For example, a fight with another dog during your daily walk or you accidentally stepping on their tails.
Furthermore, sometimes dogs accidentally break something when they are alone at home. If they get hurt in the process, it could explain your dog’s weird behavior.
So anything that could startle your dog badly can make your pooch fearful and likely to hide
In addition to this, dogs sometimes hide whenever they get reminded of a traumatic experience or an abusive situation from their past.
Angry voices, tensions in the house, a particular smell, or a hand gesture might scare an abused dog easily.
Once you discover what’s the trigger, you can work on desensitizing your dog to the stimulus. Or make sure that your dog doesn’t get exposed to them.
#5 Anxiety and Stress
Another reason why your dog might be acting strange and hiding is anxiety and stress.
Dogs don’t like it when things change because they don’t understand what is happening. It seems like the end of the world is coming, and the only logical solution for your pet is to hide.
Not only big changes stress dogs. Some dogs might get anxious because you’ve thrown away their favorite couch or moved a piece of furniture.
You working late or lack of enough daily exercise can also make your pooch anxious.
To avoid stressing your dog, you should always introduce changes slowly whenever possible. In several cases of anxiety and stress, your pooch is going to need medications to help him calm down.
Not all dogs are people friendly. Some are wary of people because of previous traumatic experiences or lack of proper socialization. Others are suspicious and alert by nature.
If your pooch gets nervous around other people, having strangers in your house might explain why your dog is acting weird and hiding.
In these situations, it’s better to leave your pooch alone for the time being.
Work on socializing your adult dog when Rover is calm, and you can control the situation. Then you might invite your friends again and allow Rover to get used to them.
Finally, sometimes, dogs act strange and hide because they want some peace and quiet.
Your furbaby might be tired of all the attention you’ve been giving him, or your children might be getting too much for Rover to handle.

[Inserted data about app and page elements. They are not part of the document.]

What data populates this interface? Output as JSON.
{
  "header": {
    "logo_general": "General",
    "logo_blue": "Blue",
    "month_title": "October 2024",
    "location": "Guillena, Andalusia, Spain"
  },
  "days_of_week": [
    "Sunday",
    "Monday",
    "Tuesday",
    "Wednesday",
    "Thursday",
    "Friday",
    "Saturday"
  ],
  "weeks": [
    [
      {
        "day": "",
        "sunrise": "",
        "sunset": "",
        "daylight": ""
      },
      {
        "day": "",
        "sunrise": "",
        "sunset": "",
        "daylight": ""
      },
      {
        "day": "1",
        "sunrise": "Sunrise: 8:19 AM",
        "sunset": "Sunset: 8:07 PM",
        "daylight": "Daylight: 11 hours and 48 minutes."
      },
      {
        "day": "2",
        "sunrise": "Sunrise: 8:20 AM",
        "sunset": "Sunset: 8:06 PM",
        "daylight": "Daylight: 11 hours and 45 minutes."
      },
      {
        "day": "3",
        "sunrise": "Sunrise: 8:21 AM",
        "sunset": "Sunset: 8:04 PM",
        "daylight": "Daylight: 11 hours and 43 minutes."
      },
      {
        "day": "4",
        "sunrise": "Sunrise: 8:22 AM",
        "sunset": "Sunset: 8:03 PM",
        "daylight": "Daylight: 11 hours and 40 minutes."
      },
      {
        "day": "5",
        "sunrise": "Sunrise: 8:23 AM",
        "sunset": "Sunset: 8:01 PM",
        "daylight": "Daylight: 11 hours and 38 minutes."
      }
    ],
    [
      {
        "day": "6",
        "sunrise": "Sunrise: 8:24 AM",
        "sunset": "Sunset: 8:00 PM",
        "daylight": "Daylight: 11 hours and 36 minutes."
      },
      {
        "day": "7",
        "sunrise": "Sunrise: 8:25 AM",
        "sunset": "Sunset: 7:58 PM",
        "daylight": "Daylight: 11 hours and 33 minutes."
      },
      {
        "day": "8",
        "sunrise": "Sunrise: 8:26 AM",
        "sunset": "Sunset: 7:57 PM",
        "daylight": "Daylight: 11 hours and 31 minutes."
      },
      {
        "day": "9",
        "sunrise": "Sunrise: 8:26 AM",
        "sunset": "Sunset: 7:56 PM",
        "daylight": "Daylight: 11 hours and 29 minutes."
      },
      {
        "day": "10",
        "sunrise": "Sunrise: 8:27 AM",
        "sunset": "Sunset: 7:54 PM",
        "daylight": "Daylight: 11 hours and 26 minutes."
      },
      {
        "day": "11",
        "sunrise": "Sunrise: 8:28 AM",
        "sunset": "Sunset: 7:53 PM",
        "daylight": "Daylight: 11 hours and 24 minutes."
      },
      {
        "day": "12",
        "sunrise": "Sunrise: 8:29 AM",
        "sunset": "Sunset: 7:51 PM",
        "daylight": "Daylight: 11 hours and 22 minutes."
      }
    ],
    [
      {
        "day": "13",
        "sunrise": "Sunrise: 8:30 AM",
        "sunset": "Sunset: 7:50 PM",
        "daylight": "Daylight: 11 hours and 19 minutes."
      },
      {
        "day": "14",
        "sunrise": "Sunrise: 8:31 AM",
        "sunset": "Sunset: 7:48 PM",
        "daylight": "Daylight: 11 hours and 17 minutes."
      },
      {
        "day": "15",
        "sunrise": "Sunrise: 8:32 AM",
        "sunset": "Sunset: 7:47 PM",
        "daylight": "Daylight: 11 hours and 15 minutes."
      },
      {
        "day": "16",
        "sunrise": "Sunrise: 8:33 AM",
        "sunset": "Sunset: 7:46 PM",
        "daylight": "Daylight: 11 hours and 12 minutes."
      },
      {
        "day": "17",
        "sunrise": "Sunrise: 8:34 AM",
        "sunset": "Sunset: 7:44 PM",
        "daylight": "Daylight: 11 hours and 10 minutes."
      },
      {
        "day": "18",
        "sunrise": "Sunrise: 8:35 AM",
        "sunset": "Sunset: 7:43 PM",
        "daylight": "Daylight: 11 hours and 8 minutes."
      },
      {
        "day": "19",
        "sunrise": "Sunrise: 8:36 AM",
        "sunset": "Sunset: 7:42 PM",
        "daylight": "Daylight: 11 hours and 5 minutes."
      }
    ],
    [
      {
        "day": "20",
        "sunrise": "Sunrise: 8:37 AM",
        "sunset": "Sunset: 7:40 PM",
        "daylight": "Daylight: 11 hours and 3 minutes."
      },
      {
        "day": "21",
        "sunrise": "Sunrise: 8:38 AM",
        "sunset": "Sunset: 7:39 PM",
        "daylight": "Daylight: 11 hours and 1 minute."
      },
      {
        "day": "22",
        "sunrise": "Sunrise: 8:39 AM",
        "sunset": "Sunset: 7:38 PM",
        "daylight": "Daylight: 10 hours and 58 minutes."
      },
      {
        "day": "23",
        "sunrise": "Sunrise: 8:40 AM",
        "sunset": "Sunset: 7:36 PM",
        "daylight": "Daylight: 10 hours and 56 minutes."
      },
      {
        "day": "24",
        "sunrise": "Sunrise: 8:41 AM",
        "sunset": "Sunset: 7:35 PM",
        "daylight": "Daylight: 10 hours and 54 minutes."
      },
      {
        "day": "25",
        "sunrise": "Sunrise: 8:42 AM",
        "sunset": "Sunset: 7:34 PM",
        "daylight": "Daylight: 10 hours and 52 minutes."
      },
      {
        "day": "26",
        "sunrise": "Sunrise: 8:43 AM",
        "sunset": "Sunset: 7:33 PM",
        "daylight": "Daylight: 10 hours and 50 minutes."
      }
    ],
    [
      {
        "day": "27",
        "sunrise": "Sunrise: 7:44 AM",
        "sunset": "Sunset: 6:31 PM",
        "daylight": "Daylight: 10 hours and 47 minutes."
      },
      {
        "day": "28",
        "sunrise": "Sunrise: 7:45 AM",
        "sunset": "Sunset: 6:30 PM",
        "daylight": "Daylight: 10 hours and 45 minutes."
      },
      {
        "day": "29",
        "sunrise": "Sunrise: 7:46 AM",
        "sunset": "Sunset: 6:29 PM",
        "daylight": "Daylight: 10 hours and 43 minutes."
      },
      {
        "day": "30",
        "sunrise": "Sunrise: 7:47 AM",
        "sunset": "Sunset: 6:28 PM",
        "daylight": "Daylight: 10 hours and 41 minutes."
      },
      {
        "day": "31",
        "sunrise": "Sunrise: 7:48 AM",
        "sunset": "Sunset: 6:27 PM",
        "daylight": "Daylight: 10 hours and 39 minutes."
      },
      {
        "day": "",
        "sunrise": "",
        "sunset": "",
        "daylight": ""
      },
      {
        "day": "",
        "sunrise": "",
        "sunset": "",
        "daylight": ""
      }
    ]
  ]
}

In these cases, your dog might seek the comfort of a hiding place so that he can have a nap without someone disturbing him.
A dog who is acting strange and hiding is not always a reason for you to panic. Just like humans, dogs need space when they’re sad, worried, or anxious.
However, hiding could also be a sign of illness, especially if it continues for more than a day or two.
So, you talk about it with your vet if you believe that something isn’t right with your pet